solving two triangular systems
\begin{align} \MR_K^H \vy & = \MPhi_{\Omega_K}^H \vu \\ \MR_K \vx_K & = \vy \end{align}
where the right hand side of the first system comes from $$\mathcal{I}_{0}$$.
Solving both of these with back-substitution
has complexity $$\mathcal{O}(K^2)$$.
In this way, the total complexity of OMP in its $$k$$th iteration
is $$\mathcal{O}(NM + Mk)$$,
which is linear in $$k$$.
Notice that in this implementation
OMP does not compute the solution or the residual
during decomposition.

If instead, OMP updates the set of projections using
$$\begin{multline} \mathcal{I}_{k} = \left \{\frac{\langle \vr_{k}, \vphi_n \rangle}{\|\vphi_n\|} \right\}_{n \in \Omega} = \left \{\frac{\langle \vu,\vphi_n \rangle}{\|\vphi_n\|} – \frac{\langle\MPhi_{\Omega_k} \vx_k, \vphi_n \rangle}{\|\vphi_n\|} \right\}_{n \in \Omega} \\ = \left \{\mathcal{I}_{0}(n) – \sum_{l=1}^k x_{l} \frac{\langle\vphi_{n_l}, \vphi_n \rangle}{\|\vphi_n\|} \right\}_{n \in \Omega} \\ = \left \{\mathcal{I}_{0}(n) – \sum_{l=1}^k x_{l} \Gamma_{n_l}(n) \right \}_{n \in \Omega} \end{multline}$$
then it might reduce the complexity at the cost of
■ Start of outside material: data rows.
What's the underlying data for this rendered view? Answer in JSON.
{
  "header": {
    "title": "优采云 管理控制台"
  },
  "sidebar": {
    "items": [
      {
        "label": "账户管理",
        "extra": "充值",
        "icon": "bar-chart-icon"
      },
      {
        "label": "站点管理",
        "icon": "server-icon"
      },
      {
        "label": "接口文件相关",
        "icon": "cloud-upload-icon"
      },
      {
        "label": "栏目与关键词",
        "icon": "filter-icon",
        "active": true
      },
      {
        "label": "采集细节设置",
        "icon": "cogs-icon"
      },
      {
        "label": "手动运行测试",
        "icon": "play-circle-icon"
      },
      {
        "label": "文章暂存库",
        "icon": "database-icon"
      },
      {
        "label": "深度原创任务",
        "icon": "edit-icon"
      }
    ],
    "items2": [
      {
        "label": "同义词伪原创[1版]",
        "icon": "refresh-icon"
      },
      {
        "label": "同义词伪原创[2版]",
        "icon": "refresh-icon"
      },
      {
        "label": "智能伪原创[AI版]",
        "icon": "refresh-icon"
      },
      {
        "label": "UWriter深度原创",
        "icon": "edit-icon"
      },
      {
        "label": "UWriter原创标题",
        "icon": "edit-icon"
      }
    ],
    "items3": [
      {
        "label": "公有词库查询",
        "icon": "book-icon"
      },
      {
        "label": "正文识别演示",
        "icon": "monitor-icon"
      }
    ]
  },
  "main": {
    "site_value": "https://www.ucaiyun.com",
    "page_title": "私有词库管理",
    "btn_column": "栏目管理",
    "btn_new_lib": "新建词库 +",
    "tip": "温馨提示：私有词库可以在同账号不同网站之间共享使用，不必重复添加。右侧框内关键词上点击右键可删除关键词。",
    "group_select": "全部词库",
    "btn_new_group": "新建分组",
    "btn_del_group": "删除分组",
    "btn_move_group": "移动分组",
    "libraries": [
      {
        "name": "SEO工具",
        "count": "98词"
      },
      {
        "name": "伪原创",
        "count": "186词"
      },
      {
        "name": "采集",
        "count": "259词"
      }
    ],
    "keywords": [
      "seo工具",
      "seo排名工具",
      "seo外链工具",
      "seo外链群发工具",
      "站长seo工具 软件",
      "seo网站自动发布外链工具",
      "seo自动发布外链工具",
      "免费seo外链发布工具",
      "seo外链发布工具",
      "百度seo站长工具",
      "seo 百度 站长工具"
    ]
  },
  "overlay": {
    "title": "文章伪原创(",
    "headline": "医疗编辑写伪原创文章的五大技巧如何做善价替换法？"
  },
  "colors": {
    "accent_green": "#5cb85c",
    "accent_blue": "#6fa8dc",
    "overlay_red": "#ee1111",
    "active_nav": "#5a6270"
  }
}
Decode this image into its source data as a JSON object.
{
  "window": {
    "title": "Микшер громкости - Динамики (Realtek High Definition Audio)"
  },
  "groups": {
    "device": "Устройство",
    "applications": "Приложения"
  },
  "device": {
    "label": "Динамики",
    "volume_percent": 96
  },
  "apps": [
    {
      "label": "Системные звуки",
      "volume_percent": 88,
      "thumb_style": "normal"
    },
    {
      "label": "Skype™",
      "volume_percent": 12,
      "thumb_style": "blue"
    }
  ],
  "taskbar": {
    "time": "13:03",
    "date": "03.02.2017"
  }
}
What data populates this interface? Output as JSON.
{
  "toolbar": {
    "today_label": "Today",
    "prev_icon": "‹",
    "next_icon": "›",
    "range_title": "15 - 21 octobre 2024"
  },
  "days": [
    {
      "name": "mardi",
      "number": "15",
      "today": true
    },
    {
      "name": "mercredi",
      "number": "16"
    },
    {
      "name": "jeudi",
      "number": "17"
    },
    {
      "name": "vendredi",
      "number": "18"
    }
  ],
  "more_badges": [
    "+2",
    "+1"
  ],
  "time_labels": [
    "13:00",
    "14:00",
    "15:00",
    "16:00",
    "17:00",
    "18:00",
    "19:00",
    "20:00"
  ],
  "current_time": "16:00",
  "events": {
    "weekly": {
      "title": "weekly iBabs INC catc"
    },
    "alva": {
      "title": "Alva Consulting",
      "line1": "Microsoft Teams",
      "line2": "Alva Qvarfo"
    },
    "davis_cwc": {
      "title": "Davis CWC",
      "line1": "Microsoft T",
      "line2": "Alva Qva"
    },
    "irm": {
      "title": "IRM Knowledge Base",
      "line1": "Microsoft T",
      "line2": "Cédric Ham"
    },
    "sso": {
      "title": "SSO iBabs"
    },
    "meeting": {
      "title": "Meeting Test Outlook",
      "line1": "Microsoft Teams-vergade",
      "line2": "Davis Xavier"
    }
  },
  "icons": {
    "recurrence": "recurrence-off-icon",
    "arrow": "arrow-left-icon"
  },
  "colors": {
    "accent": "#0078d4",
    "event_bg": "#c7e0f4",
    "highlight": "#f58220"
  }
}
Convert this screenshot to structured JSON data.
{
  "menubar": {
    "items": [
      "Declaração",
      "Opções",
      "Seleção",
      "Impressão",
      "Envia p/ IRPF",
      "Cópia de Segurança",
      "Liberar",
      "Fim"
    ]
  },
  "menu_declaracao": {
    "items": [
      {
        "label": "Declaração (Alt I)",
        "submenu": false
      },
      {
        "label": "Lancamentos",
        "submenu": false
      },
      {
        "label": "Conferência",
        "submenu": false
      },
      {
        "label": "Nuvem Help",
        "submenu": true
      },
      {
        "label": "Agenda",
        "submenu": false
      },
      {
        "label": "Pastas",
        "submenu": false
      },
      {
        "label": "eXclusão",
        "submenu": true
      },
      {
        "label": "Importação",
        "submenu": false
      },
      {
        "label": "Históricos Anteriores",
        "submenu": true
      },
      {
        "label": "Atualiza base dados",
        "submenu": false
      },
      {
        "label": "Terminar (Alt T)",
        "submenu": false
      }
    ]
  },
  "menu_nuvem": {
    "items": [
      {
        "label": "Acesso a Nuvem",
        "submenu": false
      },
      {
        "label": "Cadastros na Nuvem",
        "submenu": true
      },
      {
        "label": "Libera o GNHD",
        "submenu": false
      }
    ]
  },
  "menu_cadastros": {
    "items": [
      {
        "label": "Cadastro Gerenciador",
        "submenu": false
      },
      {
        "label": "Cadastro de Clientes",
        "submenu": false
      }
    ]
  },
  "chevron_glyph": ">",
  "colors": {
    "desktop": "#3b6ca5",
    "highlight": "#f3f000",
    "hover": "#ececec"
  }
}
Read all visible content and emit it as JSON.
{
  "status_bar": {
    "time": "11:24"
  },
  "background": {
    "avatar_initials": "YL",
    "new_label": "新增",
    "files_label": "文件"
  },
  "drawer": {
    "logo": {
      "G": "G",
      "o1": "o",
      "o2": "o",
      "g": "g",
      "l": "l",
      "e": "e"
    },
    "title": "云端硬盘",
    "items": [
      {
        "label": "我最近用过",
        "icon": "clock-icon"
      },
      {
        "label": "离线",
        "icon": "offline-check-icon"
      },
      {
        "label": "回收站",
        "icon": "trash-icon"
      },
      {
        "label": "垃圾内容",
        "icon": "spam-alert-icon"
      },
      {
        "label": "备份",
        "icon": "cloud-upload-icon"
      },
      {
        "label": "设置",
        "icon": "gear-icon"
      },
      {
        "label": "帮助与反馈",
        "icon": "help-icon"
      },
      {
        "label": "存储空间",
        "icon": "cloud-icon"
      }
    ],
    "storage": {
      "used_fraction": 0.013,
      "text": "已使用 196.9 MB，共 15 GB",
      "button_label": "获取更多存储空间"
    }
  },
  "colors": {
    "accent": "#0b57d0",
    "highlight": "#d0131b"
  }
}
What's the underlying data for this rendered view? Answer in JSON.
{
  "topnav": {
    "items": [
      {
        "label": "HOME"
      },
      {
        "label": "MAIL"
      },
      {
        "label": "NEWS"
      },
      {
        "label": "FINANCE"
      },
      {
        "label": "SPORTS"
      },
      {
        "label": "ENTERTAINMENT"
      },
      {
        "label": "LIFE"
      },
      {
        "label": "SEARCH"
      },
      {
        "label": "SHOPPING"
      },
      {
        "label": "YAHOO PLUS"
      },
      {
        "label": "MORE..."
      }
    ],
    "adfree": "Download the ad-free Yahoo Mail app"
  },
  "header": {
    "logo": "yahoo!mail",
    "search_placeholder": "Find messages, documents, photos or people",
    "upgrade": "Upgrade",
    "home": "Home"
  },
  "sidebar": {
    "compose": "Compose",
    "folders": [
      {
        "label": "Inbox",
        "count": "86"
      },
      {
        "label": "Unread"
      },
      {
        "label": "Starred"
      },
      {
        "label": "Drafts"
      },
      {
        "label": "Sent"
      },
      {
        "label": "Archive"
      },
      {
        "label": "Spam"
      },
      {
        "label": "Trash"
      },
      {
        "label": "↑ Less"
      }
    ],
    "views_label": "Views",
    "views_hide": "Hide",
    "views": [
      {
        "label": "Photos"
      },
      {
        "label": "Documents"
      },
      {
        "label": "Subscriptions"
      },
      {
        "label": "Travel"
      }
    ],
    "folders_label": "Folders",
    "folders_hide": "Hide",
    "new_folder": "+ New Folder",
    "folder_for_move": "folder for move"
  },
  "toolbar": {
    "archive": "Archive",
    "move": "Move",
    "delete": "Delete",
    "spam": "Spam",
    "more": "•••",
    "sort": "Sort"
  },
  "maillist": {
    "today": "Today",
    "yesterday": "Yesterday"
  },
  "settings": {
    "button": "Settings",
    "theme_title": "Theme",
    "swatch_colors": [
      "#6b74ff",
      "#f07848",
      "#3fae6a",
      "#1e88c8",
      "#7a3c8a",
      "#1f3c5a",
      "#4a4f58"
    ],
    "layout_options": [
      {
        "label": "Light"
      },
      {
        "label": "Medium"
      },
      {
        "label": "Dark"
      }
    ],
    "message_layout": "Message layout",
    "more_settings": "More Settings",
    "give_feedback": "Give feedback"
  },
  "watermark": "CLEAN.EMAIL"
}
computing the solution at each iteration.
After computing the solution at complexity $$\mathcal{O}(k^2)$$,
OMP can update the projections using the above,
and update the residual energy using
\begin{align} \|\vr_k\|^2 & = \|\vu – \MPhi_{\Omega_k} \vx_k\|^2 \\ & = \|\vu\|^2 + \|\MPhi_{\Omega_k} \vx_k\|^2 – 2\text{Re}\{\vx_k^H \MPhi_{\Omega_k}^H\vu\} \\ & = \|\vu\|^2 + \vx_k^H \ML_{k}\ML_{k}^H \vx_k – 2\text{Re}\{\vx_k^H \ML_{k} \vy\} \\ & = \|\vu\|^2 – \|\vy\|^2. \end{align}
Thus, using this approach, the total complexity of its $$k$$th iteration is
$$\mathcal{O}((N+M)k + k^2)$$.

Here is my code: ompdQR.m